_Data excerpts_.
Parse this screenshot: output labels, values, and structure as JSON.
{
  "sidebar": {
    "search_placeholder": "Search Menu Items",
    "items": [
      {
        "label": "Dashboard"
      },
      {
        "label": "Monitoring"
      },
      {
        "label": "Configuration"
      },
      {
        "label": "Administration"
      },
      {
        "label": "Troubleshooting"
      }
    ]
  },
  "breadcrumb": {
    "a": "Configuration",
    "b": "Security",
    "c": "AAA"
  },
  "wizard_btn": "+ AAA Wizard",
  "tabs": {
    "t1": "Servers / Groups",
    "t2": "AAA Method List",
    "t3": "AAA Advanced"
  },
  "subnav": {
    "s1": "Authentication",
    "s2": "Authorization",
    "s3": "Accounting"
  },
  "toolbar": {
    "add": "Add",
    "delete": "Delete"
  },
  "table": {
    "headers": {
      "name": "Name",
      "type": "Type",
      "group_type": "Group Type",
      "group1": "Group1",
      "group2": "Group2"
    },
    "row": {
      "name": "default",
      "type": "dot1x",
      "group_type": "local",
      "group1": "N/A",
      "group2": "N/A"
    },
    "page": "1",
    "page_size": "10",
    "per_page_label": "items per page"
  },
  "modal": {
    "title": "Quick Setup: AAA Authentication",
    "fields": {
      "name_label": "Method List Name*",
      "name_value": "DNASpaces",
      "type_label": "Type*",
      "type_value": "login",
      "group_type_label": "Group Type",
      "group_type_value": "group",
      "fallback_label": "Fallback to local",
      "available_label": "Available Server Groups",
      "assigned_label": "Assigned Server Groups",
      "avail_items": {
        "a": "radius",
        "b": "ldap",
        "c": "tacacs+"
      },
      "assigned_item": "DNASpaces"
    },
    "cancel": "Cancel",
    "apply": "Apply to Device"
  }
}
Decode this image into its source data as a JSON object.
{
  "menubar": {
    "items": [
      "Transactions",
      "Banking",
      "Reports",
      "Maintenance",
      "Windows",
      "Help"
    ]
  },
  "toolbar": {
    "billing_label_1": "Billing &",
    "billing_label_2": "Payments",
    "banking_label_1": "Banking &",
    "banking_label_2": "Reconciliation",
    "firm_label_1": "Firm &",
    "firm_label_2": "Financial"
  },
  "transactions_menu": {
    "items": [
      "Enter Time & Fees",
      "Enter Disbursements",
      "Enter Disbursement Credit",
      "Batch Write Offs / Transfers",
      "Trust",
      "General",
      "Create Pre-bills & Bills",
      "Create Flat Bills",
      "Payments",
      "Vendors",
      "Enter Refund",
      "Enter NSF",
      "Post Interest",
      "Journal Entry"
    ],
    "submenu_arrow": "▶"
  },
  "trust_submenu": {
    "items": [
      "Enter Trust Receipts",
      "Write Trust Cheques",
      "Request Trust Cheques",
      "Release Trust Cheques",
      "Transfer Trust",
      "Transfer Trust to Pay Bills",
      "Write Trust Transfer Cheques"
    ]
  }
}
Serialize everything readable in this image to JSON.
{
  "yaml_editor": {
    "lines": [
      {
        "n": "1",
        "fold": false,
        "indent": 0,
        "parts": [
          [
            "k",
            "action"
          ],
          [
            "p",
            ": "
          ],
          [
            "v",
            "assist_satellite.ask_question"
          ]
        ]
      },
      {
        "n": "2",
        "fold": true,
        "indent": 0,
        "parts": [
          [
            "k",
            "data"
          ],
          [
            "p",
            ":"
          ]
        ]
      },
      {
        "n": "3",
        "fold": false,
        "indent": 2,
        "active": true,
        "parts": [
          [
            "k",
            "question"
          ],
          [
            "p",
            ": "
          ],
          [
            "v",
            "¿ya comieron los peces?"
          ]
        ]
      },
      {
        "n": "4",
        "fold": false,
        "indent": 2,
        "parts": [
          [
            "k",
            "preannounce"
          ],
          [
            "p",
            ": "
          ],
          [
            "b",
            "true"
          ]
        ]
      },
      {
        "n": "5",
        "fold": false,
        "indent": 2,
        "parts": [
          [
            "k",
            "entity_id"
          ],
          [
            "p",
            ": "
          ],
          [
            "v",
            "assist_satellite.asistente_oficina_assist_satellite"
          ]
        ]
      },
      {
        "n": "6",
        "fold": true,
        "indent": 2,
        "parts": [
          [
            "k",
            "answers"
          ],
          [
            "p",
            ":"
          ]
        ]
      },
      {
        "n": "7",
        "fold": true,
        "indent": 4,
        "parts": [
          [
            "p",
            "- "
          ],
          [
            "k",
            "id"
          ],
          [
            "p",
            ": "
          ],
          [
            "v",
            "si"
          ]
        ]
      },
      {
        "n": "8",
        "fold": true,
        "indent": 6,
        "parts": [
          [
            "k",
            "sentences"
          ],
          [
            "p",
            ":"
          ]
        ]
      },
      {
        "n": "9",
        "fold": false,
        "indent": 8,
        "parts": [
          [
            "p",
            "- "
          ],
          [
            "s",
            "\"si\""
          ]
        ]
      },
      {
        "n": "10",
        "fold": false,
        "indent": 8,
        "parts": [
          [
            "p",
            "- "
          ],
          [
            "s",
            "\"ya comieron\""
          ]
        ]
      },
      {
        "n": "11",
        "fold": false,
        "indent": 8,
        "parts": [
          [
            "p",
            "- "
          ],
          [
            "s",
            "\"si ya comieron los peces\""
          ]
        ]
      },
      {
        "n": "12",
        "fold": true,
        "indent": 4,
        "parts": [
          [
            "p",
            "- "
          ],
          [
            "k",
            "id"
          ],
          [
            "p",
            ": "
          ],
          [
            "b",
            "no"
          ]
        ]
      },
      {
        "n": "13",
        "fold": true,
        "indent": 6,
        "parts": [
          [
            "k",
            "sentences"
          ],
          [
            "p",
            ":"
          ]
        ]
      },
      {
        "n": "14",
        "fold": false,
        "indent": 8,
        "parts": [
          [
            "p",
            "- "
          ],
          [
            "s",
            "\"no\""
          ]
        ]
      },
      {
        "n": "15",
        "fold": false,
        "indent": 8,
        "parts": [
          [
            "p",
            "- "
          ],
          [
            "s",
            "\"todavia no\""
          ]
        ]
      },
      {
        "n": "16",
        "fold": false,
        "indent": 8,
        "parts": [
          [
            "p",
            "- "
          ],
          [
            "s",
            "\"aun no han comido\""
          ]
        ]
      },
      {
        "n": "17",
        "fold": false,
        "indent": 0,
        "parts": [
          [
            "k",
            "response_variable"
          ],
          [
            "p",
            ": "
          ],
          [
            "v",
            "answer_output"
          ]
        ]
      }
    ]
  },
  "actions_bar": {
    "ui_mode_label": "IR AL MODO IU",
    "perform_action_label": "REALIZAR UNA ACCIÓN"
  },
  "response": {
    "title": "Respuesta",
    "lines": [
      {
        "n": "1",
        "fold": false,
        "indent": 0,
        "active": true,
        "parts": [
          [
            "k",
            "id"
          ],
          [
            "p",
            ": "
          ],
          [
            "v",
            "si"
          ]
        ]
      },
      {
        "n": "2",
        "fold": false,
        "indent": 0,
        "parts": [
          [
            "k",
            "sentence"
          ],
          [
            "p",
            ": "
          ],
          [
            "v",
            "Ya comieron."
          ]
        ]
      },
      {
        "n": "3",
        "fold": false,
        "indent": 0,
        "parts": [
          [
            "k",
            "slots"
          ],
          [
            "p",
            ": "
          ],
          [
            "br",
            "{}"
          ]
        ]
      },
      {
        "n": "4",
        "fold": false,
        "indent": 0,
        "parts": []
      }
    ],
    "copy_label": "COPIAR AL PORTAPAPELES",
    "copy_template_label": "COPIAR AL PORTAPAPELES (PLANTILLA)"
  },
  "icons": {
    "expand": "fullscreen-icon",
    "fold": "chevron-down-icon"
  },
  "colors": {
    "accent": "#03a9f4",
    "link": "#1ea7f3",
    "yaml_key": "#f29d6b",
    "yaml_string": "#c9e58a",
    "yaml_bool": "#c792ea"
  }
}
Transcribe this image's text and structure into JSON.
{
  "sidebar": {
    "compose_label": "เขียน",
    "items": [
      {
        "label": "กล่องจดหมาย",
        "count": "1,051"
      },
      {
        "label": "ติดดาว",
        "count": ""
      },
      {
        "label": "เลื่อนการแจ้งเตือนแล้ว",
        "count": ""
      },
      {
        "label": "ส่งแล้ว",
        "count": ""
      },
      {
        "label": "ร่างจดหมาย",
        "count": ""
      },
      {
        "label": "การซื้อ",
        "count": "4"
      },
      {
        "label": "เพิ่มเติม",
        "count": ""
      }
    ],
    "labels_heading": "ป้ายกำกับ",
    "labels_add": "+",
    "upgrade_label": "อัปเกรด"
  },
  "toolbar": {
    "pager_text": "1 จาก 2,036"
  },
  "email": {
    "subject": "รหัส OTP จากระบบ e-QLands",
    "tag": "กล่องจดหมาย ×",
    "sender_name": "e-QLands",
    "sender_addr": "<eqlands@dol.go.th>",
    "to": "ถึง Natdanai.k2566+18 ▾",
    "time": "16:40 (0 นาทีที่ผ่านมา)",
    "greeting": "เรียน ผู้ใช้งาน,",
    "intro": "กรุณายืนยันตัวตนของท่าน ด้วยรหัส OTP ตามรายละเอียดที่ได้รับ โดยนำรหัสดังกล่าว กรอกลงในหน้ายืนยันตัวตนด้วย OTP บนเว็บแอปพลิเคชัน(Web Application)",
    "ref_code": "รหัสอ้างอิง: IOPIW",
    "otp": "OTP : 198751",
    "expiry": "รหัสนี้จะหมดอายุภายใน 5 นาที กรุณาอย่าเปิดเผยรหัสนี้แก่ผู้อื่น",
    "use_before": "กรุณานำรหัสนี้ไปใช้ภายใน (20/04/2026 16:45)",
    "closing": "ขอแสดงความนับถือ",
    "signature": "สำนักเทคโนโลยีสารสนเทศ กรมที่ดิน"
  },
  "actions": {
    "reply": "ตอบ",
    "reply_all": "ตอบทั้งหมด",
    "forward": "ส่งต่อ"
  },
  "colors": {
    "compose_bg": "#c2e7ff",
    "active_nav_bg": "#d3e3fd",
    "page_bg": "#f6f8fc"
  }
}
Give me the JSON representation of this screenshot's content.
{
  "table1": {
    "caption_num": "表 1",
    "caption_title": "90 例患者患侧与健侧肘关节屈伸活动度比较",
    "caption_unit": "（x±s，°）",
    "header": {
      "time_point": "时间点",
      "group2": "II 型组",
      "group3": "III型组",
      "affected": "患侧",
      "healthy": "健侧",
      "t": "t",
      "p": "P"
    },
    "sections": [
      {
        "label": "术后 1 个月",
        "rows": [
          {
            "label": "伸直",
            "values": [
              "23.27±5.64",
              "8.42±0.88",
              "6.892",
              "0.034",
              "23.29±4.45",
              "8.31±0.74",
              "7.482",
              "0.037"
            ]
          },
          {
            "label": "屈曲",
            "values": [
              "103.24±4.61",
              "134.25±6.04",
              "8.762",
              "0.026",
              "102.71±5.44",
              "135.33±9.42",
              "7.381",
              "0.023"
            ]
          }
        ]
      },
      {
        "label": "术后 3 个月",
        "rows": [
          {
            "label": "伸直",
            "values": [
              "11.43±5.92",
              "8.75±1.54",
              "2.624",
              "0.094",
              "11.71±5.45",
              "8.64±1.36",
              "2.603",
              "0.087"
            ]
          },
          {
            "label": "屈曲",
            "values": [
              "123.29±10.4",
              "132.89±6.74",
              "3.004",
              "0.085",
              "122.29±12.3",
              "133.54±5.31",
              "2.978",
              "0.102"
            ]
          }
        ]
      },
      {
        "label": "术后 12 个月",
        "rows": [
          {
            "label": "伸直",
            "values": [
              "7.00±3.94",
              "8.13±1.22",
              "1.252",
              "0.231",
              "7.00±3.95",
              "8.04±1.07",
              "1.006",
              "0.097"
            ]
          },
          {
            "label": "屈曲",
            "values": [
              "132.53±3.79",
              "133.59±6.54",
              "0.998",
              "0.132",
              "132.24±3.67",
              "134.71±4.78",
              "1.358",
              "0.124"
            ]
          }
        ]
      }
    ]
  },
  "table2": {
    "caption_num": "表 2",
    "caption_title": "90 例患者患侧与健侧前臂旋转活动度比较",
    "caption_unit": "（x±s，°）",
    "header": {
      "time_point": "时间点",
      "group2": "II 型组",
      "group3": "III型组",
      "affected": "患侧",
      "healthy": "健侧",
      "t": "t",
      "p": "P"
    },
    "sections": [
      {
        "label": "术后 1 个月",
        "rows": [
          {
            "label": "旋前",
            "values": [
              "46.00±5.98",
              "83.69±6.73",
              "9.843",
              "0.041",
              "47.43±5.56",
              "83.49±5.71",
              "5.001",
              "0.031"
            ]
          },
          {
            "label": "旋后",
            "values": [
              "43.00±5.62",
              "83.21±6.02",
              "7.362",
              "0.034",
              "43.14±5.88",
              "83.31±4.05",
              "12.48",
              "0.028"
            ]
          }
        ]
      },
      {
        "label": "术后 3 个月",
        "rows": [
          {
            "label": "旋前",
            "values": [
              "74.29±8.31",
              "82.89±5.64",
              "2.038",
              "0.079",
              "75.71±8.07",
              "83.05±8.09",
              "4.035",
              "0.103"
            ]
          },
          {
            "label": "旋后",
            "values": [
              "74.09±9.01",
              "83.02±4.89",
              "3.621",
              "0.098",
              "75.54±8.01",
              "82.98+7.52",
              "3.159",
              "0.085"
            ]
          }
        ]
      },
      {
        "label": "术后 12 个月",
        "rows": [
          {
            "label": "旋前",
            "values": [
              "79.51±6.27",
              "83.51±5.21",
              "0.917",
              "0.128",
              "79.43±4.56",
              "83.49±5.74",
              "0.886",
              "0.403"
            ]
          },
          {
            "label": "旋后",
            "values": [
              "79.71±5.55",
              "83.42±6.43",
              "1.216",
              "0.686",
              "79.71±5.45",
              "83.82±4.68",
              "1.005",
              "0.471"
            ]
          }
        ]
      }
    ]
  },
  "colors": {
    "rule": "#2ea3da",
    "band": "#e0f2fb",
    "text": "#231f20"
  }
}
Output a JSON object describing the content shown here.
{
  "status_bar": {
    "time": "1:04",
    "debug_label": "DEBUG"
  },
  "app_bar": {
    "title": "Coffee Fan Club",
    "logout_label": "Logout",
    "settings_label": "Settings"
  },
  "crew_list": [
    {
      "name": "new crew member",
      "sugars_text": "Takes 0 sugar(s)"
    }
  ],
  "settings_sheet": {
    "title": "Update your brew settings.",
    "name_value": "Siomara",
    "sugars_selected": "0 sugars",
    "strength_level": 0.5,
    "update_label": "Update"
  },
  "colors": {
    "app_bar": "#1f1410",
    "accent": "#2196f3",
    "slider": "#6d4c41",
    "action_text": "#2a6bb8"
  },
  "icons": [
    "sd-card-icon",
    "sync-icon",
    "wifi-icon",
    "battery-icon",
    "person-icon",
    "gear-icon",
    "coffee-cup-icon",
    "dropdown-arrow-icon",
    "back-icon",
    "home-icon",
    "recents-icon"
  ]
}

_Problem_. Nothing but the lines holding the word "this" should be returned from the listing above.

_Answer area_.
Parse this screenshot: output labels, values, and structure as JSON.
Decode this image into its source data as a JSON object.
Serialize everything readable in this image to JSON.
Transcribe this image's text and structure into JSON.
Give me the JSON representation of this screenshot's content.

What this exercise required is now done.